Please join us on Thursday, March 22nd at 3:45 in the Library for our first ever book talk featuring Professor Joel Paul discussing his new book Without Precedent: Chief Justice Marshall and His Times.
Christian Science Monitor:
‘Without Precedent’ brings shrewd legal perspective to the career of Supreme Court Justice John Marshall. The book’s narrative is especially strong when relating the turbulent legal and political infighting of Marshall’s years as chief justice.
Joel Richard Paul, a professor of constitutional and international law at UC Hastings College of the Law, has added a well-written and admiring biography to the long line of Marshall scholarship. The first sentence of “Without Precedent” establishes the stakes: “None of the founding generation of American leaders had a greater impact on the American Constitution than John Marshall, and no one did more than Marshall to preserve the delicate unity of the fledgling republic.”
Enjoy wine and cheese courtesy of the library!
The Hastings Library Book Talk Series is a new forum for law school faculty, students and staff to engage in critical discussions outside the classroom.
The Reference Desk will close at 5 pm on Thursday, Feb. 15 and Friday, Feb. 16. It will be open on Saturday, Feb. 17 from 9 am to 5 pm. You can also email research questions to email@example.com.
The Reference Desk will close at 5 pm on Wednesday, January 17, 2018. It will reopen at 10 am on Thursday, January 18. Feel free to email research-related questions to firstname.lastname@example.org.
The Reference Desk will reopen at 9 am tomorrow, 10/5/17.
The Reference Desk will close at 5 pm today, October 3. It we reopen at 9 am on October 4. Please email any urgent research questions to email@example.com.
The Reference Desk will close at 5 pm today (9/20) through Monday, 9/25. Regular hours will resume on Tuesday, 9/26, with the Reference Desk remaining open until 7 pm. If you need immediate research assistance, please email firstname.lastname@example.org.
The Legal Research Certificate Program is designed to provide law students of all ability levels with the research tools necessary for success in internships, summer associate positions, or for your first position as a newly-minted attorney.
To find out more, visit the program’s Canvas site:
Fall 2017 Live Class Schedule — All classes meet in Room 640, 200 McAllister St. from 12:00 noon to 12:50. Lunch served.
09/12 — Secondary Sources Research
09/19 — Statutory Research
09/26 — Case Law
10/03 — Federal Legislative History
10/10 — Foreign Law Research
10/17 — Administrative Law Research
10/24 — Alternatives to Lexis and Westlaw
10/31 — Searching with Precision
11/07 — Print Resources Research
Students have the opportunity to select from a number of classes on different topics of research offered in both the Fall and Spring semesters. Topics cover a wide range of areas and will provide an excellent grounding as you begin to combine the knowledge gained in school with the actual practice of law. Students are free to attend as few or as many classes as desired; however, to complete the Certificate Program, students must attend and complete the quizzes for a total of 12 classes, including 5 in-person classes and 8 required classes, by the time they graduate.

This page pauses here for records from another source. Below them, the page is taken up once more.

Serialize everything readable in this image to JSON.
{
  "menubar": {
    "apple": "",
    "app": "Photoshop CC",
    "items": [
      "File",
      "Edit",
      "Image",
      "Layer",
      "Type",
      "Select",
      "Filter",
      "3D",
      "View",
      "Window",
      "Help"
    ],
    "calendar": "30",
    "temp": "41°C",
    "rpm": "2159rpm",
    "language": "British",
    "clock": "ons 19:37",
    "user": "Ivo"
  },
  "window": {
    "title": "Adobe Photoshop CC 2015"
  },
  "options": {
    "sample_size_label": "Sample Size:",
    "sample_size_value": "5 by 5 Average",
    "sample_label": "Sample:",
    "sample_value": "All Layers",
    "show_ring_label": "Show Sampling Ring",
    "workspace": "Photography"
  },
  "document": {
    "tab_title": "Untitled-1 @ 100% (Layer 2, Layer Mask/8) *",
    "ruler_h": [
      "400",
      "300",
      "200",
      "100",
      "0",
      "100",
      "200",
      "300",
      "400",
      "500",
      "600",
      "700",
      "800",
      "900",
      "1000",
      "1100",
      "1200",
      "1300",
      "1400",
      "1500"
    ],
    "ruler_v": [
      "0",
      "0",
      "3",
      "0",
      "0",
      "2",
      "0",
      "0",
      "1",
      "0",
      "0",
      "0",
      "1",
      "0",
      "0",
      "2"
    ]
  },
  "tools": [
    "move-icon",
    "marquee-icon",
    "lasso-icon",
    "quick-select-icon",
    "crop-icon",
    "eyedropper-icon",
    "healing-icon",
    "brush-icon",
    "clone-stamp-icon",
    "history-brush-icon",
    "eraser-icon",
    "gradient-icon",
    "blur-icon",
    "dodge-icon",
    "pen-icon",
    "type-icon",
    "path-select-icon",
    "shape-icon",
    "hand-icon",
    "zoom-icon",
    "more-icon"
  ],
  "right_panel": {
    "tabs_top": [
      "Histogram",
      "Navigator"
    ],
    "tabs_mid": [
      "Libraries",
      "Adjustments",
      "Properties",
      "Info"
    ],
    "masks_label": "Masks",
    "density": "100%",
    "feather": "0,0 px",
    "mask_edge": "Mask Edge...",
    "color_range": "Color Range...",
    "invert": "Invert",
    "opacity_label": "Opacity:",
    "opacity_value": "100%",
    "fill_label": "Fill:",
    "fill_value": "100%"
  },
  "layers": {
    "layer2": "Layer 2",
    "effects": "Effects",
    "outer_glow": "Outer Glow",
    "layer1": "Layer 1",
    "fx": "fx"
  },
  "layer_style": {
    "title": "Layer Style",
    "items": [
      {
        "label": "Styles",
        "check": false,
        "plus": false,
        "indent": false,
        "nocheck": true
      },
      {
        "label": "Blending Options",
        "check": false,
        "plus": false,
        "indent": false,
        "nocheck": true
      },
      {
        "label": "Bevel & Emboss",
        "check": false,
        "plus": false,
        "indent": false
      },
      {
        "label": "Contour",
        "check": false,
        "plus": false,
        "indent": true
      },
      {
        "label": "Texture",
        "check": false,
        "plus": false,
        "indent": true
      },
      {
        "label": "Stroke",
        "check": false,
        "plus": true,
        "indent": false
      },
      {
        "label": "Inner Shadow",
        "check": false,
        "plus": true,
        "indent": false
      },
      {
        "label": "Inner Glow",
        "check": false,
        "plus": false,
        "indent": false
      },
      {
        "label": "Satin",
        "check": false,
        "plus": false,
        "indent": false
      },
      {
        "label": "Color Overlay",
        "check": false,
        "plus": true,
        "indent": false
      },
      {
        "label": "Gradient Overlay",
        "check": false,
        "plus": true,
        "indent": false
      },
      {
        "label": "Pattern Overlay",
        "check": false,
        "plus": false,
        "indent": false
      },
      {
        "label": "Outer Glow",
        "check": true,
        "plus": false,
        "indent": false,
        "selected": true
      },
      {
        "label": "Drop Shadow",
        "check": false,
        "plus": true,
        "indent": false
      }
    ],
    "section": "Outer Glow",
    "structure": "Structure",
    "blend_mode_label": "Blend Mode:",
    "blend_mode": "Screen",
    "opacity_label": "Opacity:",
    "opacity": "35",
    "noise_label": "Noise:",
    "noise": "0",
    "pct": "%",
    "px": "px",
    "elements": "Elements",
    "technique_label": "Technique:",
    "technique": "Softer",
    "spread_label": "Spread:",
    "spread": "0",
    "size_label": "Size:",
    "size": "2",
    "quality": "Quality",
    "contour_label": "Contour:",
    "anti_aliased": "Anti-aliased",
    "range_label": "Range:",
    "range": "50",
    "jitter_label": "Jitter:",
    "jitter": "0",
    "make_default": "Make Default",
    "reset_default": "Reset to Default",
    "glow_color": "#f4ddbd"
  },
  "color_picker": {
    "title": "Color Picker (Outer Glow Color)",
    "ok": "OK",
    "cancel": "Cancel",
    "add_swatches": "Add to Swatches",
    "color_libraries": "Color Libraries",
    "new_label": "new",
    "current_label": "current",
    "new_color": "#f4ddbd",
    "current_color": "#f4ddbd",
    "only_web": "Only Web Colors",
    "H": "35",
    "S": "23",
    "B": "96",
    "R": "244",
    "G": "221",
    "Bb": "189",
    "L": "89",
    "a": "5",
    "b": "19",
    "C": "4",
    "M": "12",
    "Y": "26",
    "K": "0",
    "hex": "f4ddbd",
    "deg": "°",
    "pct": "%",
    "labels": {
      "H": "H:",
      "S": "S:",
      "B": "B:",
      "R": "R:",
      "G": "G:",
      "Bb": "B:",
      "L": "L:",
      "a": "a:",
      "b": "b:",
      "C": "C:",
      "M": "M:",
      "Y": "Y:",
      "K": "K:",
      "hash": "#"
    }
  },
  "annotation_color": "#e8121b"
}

How Do I Earn it?
To earn the certification, a student must:
- Register for, and attend/view, a total of twelve (12) classes before graduating;
- Complete the post-class quiz for the twelve (12) courses attended/viewed;
- Attend at leave five (5) classes in person;
- Attend/View and complete the post-class quiz for at least one class in each of eight (8) specified categories: (1) Secondary Source Research, (2) Case Law Research, (3) Statutory Research, (4) Free and Low Cost Research Alternatives, (5) Foreign Law Research OR International Law Research, (6) Federal Administrative Law Research OR California Administrative Law Research, (7) Federal Legislative History Research OR California Legislative History Research, and (8) Precision Searching
This essay is designed to help new law students prepare for the first few weeks of class. It explains what judicial opinions are, how they are structured, and what law students should look for when reading them.
Kerr, Orin S., How to Read a Legal Opinion: A Guide for New Law Students. 11 The Green Bag 2d 51 (2007). ; GWU Legal Studies Research Paper No. 414; GWU Law School Public Law Research Paper No. 414. Available at SSRN: https://ssrn.com/abstract=1160925
The UC Hastings Librarians are holding an orientation and training for Summer Research Assistants on Tuesday, June 6th, 2017 at 12 noon – 1:30 PM, in classroom D (198 Building). We will be serving lunch and refreshments.
If you are working as a summer research assistant please click here to fill out a form with your name, email and research area or send an email to email@example.com
During the orientation session, research assistants will meet with their faculty-liaison librarians to discuss research projects and review relevant resources. Each research assistant will be able to consult with the librarian about their research projects over the course of the summer.
Individual appointments with the appropriate liaison librarian are available for students who are unable to attend the orientation. Please feel free to contact firstname.lastname@example.org directly if you have any questions.